● **What is being asked**: What you return should be each line of the data containing the string "Vision".
(Records for the task Opens)
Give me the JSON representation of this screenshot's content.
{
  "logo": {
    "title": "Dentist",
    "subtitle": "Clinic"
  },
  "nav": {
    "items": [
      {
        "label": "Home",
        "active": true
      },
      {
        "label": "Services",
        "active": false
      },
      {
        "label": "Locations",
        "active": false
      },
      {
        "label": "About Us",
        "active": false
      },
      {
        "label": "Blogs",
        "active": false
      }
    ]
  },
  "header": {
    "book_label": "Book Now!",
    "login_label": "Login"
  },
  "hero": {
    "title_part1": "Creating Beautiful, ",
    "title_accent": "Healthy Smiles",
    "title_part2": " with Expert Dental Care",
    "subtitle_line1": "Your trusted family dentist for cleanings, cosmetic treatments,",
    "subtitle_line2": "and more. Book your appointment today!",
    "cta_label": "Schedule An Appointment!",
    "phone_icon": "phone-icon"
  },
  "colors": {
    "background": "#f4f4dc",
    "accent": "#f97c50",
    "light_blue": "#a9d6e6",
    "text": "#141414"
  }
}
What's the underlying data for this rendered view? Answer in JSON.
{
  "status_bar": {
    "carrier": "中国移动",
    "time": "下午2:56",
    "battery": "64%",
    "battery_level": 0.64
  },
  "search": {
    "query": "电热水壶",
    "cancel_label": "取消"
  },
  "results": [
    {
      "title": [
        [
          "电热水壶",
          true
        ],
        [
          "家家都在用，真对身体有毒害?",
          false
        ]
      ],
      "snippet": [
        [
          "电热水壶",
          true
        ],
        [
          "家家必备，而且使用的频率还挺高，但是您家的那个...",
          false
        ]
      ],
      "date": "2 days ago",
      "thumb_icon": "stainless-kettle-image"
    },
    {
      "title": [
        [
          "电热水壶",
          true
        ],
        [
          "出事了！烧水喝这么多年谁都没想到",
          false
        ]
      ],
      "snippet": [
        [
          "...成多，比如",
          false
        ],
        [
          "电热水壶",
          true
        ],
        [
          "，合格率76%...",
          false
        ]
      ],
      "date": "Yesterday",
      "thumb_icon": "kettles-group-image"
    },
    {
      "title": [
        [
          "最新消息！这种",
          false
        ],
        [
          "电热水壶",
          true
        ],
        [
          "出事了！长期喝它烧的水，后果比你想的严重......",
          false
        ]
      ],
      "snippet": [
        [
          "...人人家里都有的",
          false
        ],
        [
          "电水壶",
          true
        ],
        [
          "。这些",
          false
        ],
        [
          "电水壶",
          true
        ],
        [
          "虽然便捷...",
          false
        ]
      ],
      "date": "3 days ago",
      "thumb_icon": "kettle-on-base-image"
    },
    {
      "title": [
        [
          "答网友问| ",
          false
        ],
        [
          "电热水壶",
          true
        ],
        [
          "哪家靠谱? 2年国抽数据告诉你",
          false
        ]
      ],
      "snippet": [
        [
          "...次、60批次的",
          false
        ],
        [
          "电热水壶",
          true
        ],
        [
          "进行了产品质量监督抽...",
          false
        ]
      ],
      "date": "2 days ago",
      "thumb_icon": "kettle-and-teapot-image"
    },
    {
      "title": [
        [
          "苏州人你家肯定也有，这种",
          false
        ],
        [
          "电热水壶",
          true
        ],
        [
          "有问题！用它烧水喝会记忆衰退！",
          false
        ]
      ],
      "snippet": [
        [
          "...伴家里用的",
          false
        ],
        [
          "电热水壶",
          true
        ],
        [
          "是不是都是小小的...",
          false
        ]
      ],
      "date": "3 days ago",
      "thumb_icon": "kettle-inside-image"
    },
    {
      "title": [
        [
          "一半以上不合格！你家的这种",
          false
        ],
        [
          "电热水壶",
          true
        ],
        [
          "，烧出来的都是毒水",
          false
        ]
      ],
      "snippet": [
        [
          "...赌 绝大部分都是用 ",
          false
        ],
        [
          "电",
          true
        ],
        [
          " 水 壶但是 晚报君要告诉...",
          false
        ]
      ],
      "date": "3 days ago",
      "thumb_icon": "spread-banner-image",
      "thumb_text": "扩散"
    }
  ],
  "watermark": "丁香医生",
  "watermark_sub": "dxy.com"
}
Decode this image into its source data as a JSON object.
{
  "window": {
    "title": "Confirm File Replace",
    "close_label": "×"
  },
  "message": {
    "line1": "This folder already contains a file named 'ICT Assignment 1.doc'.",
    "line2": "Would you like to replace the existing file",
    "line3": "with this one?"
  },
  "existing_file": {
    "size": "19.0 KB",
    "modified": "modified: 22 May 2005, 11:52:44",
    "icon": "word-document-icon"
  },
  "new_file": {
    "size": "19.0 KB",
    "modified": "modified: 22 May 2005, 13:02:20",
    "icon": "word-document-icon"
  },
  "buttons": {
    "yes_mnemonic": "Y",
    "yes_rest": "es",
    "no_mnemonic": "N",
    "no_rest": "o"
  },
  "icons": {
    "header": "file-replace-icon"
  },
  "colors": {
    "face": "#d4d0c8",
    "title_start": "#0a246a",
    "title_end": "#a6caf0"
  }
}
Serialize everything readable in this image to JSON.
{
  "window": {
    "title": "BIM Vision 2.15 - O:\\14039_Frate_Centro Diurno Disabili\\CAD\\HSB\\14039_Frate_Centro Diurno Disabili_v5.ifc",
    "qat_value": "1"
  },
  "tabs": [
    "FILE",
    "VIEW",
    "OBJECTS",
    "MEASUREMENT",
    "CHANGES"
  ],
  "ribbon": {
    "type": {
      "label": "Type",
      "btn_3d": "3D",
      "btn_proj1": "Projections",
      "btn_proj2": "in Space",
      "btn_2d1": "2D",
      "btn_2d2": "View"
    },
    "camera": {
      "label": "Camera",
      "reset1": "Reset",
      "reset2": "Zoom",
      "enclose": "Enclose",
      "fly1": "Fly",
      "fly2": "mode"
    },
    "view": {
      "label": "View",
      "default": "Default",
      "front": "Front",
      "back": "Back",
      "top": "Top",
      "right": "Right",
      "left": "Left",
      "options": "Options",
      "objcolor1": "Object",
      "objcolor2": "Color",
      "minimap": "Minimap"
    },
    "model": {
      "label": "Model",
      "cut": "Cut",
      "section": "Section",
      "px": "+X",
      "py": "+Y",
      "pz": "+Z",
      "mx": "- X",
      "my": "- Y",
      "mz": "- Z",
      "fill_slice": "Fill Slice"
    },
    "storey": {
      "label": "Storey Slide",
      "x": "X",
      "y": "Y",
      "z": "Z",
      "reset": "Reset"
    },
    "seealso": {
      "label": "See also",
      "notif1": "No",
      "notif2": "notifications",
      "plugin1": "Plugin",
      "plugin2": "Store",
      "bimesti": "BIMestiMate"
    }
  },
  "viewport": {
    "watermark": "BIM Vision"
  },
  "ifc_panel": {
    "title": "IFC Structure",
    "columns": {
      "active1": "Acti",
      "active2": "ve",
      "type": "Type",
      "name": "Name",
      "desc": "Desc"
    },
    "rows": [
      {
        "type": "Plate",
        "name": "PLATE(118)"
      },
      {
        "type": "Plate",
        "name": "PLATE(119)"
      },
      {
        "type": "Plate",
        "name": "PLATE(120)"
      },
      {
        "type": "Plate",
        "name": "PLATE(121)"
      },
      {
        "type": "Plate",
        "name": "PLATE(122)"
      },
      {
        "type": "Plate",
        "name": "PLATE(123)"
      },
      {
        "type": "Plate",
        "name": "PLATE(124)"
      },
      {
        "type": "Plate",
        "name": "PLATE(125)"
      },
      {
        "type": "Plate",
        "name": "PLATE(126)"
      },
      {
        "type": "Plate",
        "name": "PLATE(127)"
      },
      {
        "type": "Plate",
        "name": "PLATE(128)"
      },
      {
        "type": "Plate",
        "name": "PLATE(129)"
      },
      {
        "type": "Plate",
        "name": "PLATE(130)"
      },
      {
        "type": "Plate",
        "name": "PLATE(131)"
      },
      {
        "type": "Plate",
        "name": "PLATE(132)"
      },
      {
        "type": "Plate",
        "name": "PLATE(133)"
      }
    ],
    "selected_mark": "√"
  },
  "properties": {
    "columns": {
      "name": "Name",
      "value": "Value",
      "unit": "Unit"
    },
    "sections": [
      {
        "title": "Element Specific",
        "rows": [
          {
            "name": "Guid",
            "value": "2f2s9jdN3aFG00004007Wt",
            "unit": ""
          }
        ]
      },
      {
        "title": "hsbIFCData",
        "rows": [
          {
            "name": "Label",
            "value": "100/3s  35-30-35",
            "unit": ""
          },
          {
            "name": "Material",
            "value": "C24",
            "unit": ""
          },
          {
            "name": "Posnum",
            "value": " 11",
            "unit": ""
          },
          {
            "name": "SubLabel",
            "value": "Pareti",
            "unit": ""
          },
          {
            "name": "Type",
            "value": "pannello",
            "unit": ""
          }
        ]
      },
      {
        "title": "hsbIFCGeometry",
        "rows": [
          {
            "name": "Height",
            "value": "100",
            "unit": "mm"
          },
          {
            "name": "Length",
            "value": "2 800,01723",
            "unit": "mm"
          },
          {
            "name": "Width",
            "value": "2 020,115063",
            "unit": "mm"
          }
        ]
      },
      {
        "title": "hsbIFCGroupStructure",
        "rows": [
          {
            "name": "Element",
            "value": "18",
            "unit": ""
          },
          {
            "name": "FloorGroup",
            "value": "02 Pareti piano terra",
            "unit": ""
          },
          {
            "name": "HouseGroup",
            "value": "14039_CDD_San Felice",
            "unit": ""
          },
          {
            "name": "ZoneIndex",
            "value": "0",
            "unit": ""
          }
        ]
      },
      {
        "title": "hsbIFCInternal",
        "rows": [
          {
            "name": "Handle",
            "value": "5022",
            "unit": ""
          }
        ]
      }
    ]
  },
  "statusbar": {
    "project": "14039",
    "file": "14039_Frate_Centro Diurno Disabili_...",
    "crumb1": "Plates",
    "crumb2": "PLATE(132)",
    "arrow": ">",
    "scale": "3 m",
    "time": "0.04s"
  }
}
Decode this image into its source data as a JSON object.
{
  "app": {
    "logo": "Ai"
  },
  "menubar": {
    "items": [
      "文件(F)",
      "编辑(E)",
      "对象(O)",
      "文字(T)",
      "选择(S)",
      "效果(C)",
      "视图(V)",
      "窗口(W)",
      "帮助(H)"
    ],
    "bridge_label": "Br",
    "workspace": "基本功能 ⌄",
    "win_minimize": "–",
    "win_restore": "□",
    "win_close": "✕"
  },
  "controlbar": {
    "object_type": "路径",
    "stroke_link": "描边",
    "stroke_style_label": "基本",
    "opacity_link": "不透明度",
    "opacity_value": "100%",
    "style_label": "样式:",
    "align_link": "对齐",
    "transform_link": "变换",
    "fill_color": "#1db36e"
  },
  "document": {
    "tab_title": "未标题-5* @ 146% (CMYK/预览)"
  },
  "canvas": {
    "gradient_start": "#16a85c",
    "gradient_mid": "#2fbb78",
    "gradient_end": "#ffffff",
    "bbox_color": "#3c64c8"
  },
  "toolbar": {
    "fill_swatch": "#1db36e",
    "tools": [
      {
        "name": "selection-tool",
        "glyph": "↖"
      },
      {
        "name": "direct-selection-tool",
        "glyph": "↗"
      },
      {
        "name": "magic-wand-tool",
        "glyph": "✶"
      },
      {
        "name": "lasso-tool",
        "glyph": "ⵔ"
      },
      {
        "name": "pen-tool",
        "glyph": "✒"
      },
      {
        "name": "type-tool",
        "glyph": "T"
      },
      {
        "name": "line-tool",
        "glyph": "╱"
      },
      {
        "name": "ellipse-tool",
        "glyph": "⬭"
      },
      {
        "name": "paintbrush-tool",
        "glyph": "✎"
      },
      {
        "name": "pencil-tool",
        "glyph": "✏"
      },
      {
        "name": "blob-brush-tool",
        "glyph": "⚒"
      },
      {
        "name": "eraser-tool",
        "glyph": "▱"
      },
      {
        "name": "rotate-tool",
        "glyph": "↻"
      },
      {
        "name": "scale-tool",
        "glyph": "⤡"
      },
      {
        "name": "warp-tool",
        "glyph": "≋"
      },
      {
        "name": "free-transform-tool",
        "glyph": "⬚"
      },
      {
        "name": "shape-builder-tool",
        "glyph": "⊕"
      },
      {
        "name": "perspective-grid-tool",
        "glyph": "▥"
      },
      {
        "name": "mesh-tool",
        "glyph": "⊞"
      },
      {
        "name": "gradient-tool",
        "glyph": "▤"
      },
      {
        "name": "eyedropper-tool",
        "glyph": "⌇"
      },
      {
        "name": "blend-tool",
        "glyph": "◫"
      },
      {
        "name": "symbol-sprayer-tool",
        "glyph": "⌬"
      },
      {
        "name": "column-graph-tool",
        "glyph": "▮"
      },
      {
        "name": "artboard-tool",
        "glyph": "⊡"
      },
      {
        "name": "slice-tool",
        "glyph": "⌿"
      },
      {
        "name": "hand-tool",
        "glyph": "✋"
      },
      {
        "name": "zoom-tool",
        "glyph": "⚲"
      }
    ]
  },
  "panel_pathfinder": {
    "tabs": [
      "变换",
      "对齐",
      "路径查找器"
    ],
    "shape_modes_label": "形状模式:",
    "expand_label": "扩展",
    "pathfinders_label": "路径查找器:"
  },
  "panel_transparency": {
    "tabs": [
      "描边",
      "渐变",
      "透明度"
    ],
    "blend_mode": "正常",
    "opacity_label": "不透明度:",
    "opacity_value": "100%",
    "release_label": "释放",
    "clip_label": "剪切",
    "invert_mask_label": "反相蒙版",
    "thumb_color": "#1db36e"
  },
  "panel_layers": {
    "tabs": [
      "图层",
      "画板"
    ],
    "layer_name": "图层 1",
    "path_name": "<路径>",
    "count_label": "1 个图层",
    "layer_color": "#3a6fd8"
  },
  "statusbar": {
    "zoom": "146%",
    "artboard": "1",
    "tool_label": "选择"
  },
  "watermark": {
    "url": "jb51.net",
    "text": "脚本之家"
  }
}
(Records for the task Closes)
● **Result of the task**:
    "title": "BIM Vision 2.15 - O:\\14039_Frate_Centro Diurno Disabili\\CAD\\HSB\\14039_Frate_Centro Diurno Disabili_v5.ifc",
    "watermark": "BIM Vision"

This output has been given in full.